YOUR OBJECTIVE.
Identify every line in the records below that contains the word "data", and copy each of those lines.

RECORDS SUPPLIED.
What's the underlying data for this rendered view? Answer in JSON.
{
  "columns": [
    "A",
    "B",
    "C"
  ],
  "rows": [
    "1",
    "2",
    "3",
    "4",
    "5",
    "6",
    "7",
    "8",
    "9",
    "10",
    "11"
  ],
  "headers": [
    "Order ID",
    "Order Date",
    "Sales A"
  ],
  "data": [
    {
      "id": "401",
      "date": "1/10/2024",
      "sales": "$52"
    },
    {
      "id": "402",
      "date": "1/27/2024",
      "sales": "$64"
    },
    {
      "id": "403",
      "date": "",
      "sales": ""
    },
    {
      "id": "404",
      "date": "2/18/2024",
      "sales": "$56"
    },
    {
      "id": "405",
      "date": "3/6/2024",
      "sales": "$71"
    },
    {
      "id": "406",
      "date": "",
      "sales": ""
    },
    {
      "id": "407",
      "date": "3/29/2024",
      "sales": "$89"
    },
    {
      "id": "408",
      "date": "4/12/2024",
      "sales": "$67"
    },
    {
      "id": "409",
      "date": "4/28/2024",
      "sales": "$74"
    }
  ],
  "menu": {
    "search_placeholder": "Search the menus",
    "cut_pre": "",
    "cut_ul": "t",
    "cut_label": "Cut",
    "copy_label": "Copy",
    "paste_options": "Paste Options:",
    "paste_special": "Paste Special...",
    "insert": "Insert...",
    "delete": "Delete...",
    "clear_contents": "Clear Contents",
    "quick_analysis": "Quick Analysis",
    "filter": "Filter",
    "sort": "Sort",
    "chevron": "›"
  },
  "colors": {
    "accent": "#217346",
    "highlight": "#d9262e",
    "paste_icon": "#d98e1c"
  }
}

ANSWER.
What's the underlying data for this rendered view? Answer in JSON.
  "data": [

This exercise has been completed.